In a move destined to confound video collectors who like to arrange their foreign film collections by country of origin, Criterion presents a double bill of two great directors from France and Japan tackling the Russian play by Maxim Gorky (which was also filmed at least three times within his own homeland as well). A typical dramatic piece of its period and an influence on future playwrights like Eugene O'Neill, the tragicomic story depicts a group of lower class denizens squabbling, playing games, and fighting for each other's affections while the world outside passes them by. In an amusing compare/contrast exercise, this two-disc set juxtaposes two different periods and locales for wildly different takes on the same social statement. The earlier of the two, Jean Renoir's 1936 adaptation (Les bas-fonds), is lodged between his two most widely known masterworks, Boudu Saved from Drowning and Grand Illusion. Fortunately this film stands up admirably in comparison and benefits from an early starring role for the always reliable Jean Gabin (on the cusp of stardom with the next year's Pepe le Moko) as charismatic thief Wasska Pepel, who pawns stolen wares onto his bloodsucking landlord, Kostylev (Vladimir Sokoloff) while sleeping with his coldhearted wife (Suzy Prim) and lusting after her sister, Natasha (Junie Astor). One of Pepel's potential victims, a wealthy and self-destructive baron (Louis Juvet), appears unexpectedly at Pepel's flophouse as the threat of a police inspection causes the residents to scramble for plans to escape from their sorry fates and possible incarceration. Shifting the location to feudal Japan, Akira Kurosawa's 1957 version stars Toshiro Mifune in the lead role with Isuzu Yamada and Kyôko Kagawa as the landlord's wife and sister-in-law. While Renoir opened up the events of the play to take the action outside the flophouse, Kurosawa moves in the opposite direction by focusing entirely on the sole, depressing locale, paring away many narrative elements to focus on the character quirks and suffocating atmosphere of social despair. His trademark humor and visual flair are in bountiful evidence, and any Kurosawa/Mifune collaboration is bound to be rewarding; though initially regarded as something of a lesser entry in both men's filmographies, this valid interpretation has gained stature over the years and benefits especially well compared to Renoir's more fast-moving, stylish entry.
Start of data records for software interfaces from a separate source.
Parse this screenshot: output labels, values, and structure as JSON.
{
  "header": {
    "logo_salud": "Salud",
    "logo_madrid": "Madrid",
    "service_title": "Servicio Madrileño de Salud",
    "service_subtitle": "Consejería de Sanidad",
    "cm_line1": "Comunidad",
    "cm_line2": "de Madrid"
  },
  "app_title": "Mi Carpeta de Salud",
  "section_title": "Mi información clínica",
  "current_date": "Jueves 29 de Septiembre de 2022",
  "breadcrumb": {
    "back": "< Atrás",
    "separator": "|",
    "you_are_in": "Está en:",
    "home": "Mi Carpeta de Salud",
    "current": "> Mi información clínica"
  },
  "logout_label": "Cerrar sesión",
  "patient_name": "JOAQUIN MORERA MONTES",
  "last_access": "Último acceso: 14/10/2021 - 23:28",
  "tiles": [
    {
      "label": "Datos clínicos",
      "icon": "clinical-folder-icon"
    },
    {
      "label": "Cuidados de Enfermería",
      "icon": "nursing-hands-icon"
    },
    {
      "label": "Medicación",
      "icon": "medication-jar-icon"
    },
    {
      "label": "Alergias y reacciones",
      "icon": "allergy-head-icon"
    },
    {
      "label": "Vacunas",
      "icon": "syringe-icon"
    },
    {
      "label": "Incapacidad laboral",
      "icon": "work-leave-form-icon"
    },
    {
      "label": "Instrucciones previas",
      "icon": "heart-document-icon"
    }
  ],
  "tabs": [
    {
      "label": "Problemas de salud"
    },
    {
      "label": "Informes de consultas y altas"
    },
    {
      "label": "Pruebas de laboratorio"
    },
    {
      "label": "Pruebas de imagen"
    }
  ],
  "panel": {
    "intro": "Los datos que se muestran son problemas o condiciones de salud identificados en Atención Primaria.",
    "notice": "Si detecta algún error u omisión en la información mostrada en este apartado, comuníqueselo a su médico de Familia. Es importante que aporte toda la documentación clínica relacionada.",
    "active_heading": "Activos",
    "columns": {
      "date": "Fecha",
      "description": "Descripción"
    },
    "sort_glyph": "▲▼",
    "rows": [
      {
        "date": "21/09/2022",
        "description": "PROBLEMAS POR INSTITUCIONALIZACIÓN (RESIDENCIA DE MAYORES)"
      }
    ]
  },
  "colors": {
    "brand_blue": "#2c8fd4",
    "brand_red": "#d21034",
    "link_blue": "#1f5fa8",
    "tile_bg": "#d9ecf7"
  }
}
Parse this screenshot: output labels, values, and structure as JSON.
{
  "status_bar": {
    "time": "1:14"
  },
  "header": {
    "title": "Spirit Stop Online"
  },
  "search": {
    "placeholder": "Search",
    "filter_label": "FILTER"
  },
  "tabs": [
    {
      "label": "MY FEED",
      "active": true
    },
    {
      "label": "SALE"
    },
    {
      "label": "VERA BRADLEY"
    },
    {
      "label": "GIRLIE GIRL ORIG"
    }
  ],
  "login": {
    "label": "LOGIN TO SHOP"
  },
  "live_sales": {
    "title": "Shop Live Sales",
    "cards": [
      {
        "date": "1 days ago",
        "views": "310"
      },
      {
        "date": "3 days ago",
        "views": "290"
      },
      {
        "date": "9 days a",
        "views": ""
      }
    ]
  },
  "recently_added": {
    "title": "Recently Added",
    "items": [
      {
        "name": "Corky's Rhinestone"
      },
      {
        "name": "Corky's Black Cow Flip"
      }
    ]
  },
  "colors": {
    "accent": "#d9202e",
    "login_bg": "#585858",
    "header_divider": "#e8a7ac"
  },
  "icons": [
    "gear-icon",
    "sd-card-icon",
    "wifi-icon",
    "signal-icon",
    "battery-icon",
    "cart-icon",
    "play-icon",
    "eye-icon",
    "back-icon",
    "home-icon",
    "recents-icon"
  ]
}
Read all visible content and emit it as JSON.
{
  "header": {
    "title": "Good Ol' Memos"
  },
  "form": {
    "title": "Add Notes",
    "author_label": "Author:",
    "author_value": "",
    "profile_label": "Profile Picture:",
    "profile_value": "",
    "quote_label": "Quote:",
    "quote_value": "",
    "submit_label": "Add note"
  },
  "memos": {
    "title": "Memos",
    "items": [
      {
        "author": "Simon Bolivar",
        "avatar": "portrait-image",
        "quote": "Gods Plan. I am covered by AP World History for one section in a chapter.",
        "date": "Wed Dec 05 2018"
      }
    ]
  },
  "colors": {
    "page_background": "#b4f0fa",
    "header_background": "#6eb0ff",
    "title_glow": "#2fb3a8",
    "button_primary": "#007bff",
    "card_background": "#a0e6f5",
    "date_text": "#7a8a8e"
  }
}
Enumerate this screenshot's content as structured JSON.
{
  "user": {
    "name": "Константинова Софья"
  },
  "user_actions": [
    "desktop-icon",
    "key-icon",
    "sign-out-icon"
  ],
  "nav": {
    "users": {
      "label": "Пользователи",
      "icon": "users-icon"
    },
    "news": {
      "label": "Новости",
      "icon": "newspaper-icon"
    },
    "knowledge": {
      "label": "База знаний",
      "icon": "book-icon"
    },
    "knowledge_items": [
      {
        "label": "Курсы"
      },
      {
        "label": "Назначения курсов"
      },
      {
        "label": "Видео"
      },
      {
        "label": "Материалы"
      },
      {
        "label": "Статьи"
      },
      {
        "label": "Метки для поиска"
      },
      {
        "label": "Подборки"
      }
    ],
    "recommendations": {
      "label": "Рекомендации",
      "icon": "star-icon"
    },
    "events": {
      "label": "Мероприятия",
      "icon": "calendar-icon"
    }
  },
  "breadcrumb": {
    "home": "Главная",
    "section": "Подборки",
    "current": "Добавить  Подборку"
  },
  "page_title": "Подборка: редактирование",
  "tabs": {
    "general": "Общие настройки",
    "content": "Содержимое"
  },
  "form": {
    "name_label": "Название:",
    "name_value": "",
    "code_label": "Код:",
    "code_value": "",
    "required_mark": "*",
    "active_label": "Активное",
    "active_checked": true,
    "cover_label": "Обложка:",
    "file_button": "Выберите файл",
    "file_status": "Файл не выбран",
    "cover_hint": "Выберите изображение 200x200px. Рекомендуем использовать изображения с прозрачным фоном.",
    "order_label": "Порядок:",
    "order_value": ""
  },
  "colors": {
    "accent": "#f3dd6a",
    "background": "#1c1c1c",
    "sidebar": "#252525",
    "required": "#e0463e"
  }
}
As with many of his other films, Renoir shot a personal introduction characterized by his trademark wit and humanistic insight. (Criterion's other releases, including the eyeball-searing Stage and Spectacle box set, contain these priceless intros as well.) He also offers some interesting tidbits on the film, such as Gorky's approval of the play¿s transition to the French language. The Kurosawa version gets the majority of the extras, beginning with an audio commentary by Japanese cinephile Donal Richie (who keeps things surprisingly lively for such a visually static film), a new half-hour documentary entitled "Akira Kurosawa: It Is Wonderful to Create" featuring vintage location and interview footage with Kurosawa, Kagawa, and production designer Yoshiro Muraki, and cast bios. The thick packaging features a hefty booklet with two sets of liner notes, one by Alexander Sesonske devoted to the Renoir film and the second by Keiko McDonald and Thomas Rimer for Kurosawa's. For more information about The Lower Depths, visit Criterion Collection. To order The Lower Depths, go to TCM Shopping. by Nathaniel Thompson

Quotes

Trivia

Notes

Released in Japan in September 1957 as Donzoko; running time: 137 min. According to one source the photographer is Kazuo Yamasaki. Hashimoto's participation is unconfirmed.

Miscellaneous Notes

Released in Japan September 17, 1957

Released in United States March 6, 1991

Re-released in United States on Video March 6, 1991

b&w

dialogue Japanese

subtitled

Re-released in Paris February 6, 1991.

Released in United States March 6, 1991

Re-released in United States on Video March 6, 1991

Released in Japan September 17, 1957